Young Activist Moves Local Tea Party Toward Elected Office

Mar 19, 2010

Kansas City – While many Tea Party activists went to protest the health care debate in Washington this week, activists in this area are shifting directions. They're moving away from protests and rallies in favor of election campaigns.

The Kansas City Tea Party provides a picture of what some Tea Party activism may look like as the campaign season unfolds.

At the center of the local effort is a 21 year old college student named Andrea Plunkett.

Learning The Basics From Family

In her layered T shirts and multi-pierced ears, Andrea Plunkett looks less like a business owner, and more like a business student. Not a conservative one, either.

But in a corner office of her parent's successful glass company north of the river, she's preparing her first tax return as the owner of a political consulting firm.
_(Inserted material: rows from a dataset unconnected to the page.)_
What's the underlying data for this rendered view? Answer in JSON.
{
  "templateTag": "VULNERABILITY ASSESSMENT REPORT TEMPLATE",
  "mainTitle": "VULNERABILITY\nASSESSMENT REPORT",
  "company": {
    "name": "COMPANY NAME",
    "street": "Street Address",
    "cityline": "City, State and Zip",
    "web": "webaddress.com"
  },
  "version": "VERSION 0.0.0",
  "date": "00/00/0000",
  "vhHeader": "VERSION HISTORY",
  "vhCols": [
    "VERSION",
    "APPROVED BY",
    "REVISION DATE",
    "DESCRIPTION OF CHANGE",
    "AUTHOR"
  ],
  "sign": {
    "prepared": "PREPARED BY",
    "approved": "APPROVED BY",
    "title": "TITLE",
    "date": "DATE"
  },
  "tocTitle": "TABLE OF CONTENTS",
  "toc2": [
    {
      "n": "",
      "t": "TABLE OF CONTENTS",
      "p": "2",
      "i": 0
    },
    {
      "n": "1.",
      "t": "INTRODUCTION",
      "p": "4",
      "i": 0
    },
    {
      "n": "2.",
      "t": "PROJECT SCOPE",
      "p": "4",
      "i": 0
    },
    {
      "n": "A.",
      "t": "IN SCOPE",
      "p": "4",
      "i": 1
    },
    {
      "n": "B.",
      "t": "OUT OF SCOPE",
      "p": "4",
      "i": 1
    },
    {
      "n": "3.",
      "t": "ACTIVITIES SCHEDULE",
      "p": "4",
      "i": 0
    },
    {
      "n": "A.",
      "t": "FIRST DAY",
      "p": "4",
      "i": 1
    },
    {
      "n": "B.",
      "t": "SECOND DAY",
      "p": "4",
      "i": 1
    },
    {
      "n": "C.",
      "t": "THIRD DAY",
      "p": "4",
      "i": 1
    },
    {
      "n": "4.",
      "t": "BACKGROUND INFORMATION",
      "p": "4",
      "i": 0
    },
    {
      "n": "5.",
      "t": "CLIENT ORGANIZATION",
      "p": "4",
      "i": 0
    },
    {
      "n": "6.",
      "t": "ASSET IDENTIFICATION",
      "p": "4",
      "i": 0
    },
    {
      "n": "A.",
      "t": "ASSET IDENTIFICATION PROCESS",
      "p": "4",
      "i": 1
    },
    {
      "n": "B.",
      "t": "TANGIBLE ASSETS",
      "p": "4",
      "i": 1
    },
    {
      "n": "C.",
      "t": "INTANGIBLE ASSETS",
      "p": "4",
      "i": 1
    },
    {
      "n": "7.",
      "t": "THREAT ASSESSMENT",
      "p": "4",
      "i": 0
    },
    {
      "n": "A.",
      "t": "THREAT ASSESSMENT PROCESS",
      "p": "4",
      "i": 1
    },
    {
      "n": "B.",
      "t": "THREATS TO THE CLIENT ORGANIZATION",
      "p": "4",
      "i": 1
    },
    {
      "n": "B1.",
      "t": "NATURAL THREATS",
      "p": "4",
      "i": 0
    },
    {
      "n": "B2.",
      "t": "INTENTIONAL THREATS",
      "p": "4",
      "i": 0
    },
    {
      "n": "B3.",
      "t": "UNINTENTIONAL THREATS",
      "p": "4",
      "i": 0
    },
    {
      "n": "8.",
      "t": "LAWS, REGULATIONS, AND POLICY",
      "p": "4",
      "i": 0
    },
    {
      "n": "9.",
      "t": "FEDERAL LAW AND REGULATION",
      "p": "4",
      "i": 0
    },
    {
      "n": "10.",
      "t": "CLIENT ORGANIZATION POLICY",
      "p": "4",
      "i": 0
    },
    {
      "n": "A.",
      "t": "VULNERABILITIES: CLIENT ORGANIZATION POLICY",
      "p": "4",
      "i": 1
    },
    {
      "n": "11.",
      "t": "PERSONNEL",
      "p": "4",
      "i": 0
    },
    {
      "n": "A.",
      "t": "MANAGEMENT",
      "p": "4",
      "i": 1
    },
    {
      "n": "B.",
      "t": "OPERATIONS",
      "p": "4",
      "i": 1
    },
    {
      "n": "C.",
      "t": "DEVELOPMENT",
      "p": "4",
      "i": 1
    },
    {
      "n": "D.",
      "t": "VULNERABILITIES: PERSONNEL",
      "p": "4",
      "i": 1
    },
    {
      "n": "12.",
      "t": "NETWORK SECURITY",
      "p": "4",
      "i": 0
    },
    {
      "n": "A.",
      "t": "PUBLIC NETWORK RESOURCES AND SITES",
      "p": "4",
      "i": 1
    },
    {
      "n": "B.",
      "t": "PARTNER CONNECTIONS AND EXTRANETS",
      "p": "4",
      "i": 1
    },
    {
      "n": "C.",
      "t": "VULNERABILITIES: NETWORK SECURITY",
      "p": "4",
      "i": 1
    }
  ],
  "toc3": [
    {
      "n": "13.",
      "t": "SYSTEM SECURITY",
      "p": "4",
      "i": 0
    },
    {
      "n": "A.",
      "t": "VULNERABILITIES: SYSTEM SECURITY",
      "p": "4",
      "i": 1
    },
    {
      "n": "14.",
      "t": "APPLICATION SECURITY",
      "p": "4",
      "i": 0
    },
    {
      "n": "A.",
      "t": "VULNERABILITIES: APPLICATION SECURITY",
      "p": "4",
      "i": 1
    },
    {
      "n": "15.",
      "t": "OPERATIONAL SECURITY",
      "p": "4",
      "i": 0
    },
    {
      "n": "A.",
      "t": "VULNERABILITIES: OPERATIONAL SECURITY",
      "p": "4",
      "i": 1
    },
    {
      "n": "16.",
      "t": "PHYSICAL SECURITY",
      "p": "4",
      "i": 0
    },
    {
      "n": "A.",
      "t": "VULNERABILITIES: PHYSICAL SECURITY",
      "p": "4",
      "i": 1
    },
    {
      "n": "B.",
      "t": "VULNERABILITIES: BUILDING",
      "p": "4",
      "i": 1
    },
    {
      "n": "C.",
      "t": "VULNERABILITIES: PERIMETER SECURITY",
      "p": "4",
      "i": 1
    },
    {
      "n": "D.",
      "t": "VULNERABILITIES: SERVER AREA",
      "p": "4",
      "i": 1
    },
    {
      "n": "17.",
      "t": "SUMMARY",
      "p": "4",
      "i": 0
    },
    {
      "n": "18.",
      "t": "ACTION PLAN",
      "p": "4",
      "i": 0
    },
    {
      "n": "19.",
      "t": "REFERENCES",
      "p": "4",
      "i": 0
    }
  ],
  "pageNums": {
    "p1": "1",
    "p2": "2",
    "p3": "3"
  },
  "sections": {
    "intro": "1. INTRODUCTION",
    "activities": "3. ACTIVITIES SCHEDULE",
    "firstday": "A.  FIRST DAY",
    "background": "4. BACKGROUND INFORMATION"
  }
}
Her goal is to take Tea Party activists off the streets and into the voting booth.

To that end, she's diligently acquiring lists of local and state seats: "I've got the list of precinct seats right here."

Home- schooled in an opinionated, outspoken, and conservative family, her parents, Jim and Sherry Plunkett, say Andrea was running campaigns by the time she was 16 - including her father's for Platte County Commission. Jim Plunkett say's he's not surprised she's doing a lot at such a young age: "I can remember we took Andy to a Sam Graves fundraiser and she wanted to shake George Bush's hand. I didn't think she'd get up there in time so I said 'go ahead and try.' Mom and I went to sit down, and both daughters ended up shaking hands with the President at that time."
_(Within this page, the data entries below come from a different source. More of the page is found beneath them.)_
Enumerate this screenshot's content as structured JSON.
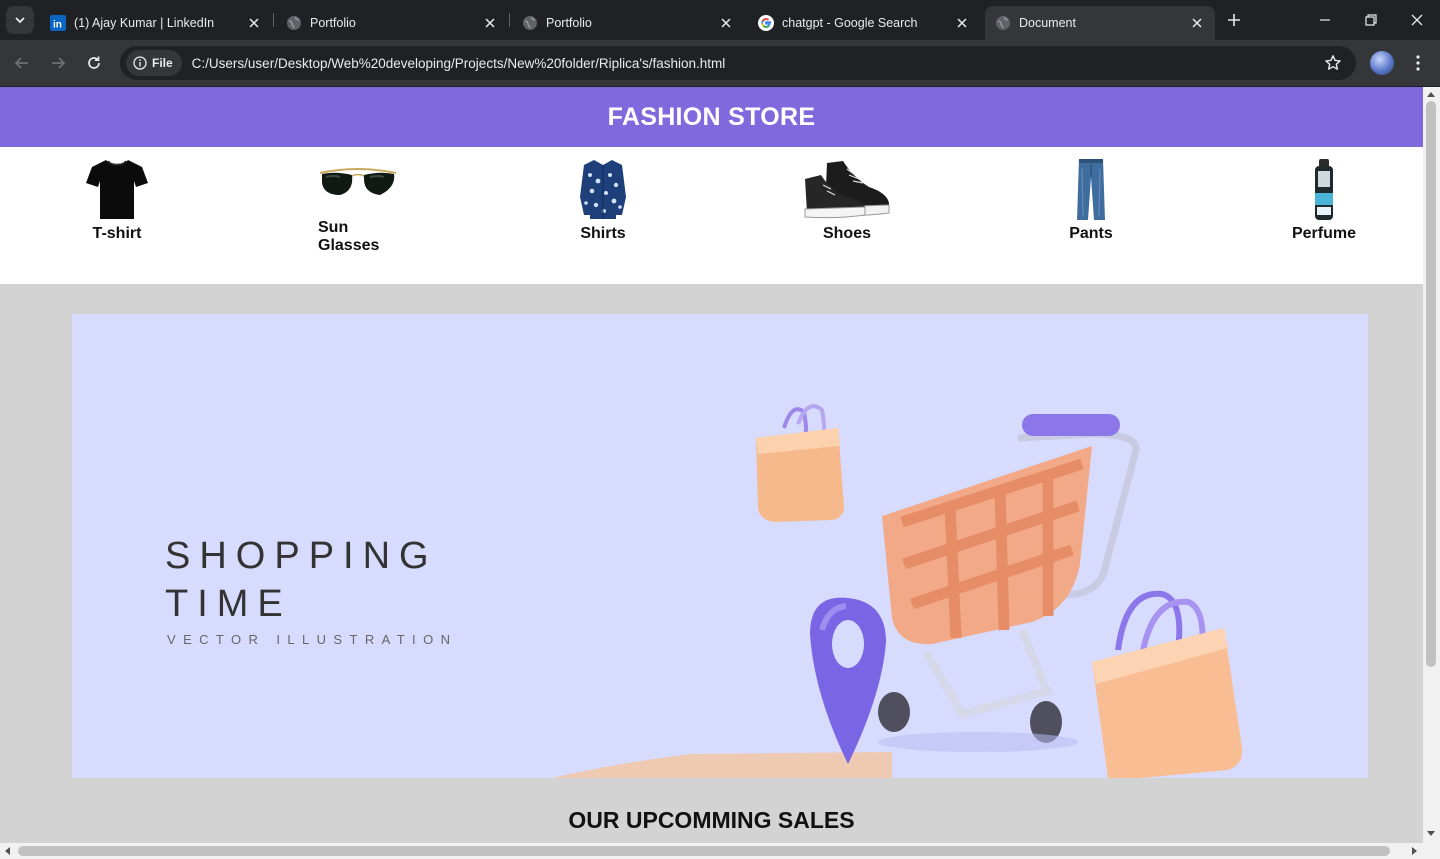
{
  "browser": {
    "tabs": [
      {
        "title": "(1) Ajay Kumar | LinkedIn",
        "icon": "linkedin-icon",
        "active": false
      },
      {
        "title": "Portfolio",
        "icon": "globe-icon",
        "active": false
      },
      {
        "title": "Portfolio",
        "icon": "globe-icon",
        "active": false
      },
      {
        "title": "chatgpt - Google Search",
        "icon": "google-icon",
        "active": false
      },
      {
        "title": "Document",
        "icon": "globe-icon",
        "active": true
      }
    ],
    "address": {
      "scheme_chip": "File",
      "url": "C:/Users/user/Desktop/Web%20developing/Projects/New%20folder/Riplica's/fashion.html"
    }
  },
  "page": {
    "header": {
      "title": "FASHION STORE",
      "background": "#8069dd"
    },
    "categories": [
      {
        "label": "T-shirt",
        "icon": "tshirt-icon"
      },
      {
        "label": "Sun Glasses",
        "icon": "sunglasses-icon"
      },
      {
        "label": "Shirts",
        "icon": "shirt-icon"
      },
      {
        "label": "Shoes",
        "icon": "shoes-icon"
      },
      {
        "label": "Pants",
        "icon": "pants-icon"
      },
      {
        "label": "Perfume",
        "icon": "perfume-icon"
      }
    ],
    "banner": {
      "headline_line1": "SHOPPING",
      "headline_line2": "TIME",
      "subline": "VECTOR ILLUSTRATION",
      "background": "#d7dbfd"
    },
    "sales_heading": "OUR UPCOMMING SALES"
  }
}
The Tea Party Finds A Voice

In 2008 Andrea volunteered for the McCain campaign. After the election, she stayed in touch with fellow volunteers via email and Facebook.

When the new Congress passed more money for the stimulus bill, bailed out Wall Street, and the auto industry, the local activists joined other Tea Party protesters and began to organize.

With Andrea Plunkett behind the scenes, the local Tea Party found its voice on Tax Day, when several thousand people blanketed the lawn in front of Liberty Memorial to hear conservatives like talk show host Chris Stigall fired up about government activities: " Here we are! Me and a few thousand of my closest radical friends who reject federal authority, in favor of state and local authority!"

Armed with thousands more emails from the Tax Day rally, Andrea formed Americans for Conservative Training, or ACT. They began campaign workshops, training sessions, and public speak-outs where anyone could voice an opinion: "I was forced to listen to a Jihad by the liberal media; There is only one way and that is God."

Moving to Campaigns
Andrea sometimes simplifies issues. For example, the complexities of global warming are not caused by humans, but changes in global weather, and we'll solve our immigration problem by closing our borders and welcoming just those willing to come in through legal channels.

But that hasn't hurt her business.
She recently met up with her client, Jacob Turk, at Charlie Hooper's in Brookside to talk about his race against 5th District Congressman Emanuel Cleaver. They went over plans for an upcoming event: "What time is the ribbon cutting?" "Hopefully around 4."

While Andrea's peers drink beer and watch basketball, her fingers fly across her Blackberry, which she checks constantly.

Jacob Turk says it's understandable she's getting national recognition for her abilities: "She's good at organizing,looking at races with a dispassionate eye, that sort of thing."

As midterm elections approach, there are some 17 hundred ACT volunteers, and Andrea says they've figured out what direction they're going for now: "Were exhausted from running so many events. They're so time intensive, and the excitement dies down, the participation dies off. We're in transition from a Tea Party - rally ,event - planning group to functional driven, grass - roots volunteer base."

That is, a base that can get conservative candidates elected on the Republican ticket. ACT already has more than half a dozen candidates registered for local races. The name of the Platte County Central Committee GOP candidate will be a familiar one.

It's Andrea Plunkett.